One of the easily overlooked ingredients to Seattle’s celebrated Legion of Boom defense, Avril joined fellow defensive end Michael Bennett in signing bargain free-agent contracts at the advent of the team’s NFC West hegemony in 2013. Within a calendar year, the two veterans were Super Bowl champions.
After entering the league with Detroit’s record-setting 0-16 outfit in 2008, Avril was thrilled to spend the prime years of his career with a perennial contender and a class organization.
Everybody wants to be in Seattle. Nobody wants to leave Seattle, Avril raved in 2015. Everybody wants to be there because we have something good going.
Avril will finish his Seahawks career with 41 sacks in 64 games, including the postseason. He’ll be fondly remembered in the Emerald City not just as a disruptive defense force, but also as a humanitarian who pledged to build a new house in Haiti for each sack he amassed in a career-best 2016 season.
The free-agent additions of Michael Crabtree, John Brown and Willie Snead factored in, along with the team’s research on positional production.
First-round tight ends historically have done much better than first-round wideouts, a much more volatile position in the draft, DeCosta explained.

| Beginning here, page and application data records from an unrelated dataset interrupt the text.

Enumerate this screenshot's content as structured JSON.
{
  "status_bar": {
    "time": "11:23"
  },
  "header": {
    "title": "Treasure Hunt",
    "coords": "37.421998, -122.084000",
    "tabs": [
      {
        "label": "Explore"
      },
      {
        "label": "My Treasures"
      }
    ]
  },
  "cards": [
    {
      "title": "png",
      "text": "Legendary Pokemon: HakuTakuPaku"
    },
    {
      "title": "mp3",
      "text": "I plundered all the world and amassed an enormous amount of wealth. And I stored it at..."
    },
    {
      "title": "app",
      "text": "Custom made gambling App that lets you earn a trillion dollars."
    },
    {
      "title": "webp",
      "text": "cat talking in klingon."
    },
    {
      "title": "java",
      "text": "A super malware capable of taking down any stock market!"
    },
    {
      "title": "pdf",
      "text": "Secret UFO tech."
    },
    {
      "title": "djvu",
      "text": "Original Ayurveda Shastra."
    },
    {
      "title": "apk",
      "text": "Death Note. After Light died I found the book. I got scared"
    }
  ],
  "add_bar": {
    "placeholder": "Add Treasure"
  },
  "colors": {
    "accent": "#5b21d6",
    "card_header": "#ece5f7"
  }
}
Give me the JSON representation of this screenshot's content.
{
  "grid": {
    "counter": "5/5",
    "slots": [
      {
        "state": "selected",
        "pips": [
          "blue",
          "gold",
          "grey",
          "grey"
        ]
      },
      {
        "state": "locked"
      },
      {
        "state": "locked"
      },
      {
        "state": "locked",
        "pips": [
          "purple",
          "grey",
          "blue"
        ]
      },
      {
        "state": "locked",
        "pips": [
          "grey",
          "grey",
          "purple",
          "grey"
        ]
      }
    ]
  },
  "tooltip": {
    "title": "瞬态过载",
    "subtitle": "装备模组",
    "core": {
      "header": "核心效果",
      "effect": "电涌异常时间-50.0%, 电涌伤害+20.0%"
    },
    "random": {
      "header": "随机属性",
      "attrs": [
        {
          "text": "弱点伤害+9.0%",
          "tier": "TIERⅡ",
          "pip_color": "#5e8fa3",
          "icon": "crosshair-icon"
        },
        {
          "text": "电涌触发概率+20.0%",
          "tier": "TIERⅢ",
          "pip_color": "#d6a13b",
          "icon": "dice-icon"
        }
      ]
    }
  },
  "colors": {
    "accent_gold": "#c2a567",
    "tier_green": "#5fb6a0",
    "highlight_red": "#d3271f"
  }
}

Oklahoma tackle Orlando Brown saw his stock drop precipitously after a nightmare performance at the NFL Scouting Combine. What DeCosta saw, however, was a shutdown tackle on game tape. When the Ravens scouted him during the season, they thought he was first-round caliber. They expect him to compete immediately for the starting right-tackle job.
Yet, I still empathize with current team presidents and GMs as they watch talented players come off the board prior to their selections. Then I feel their excitement and trepidation when they make those selections.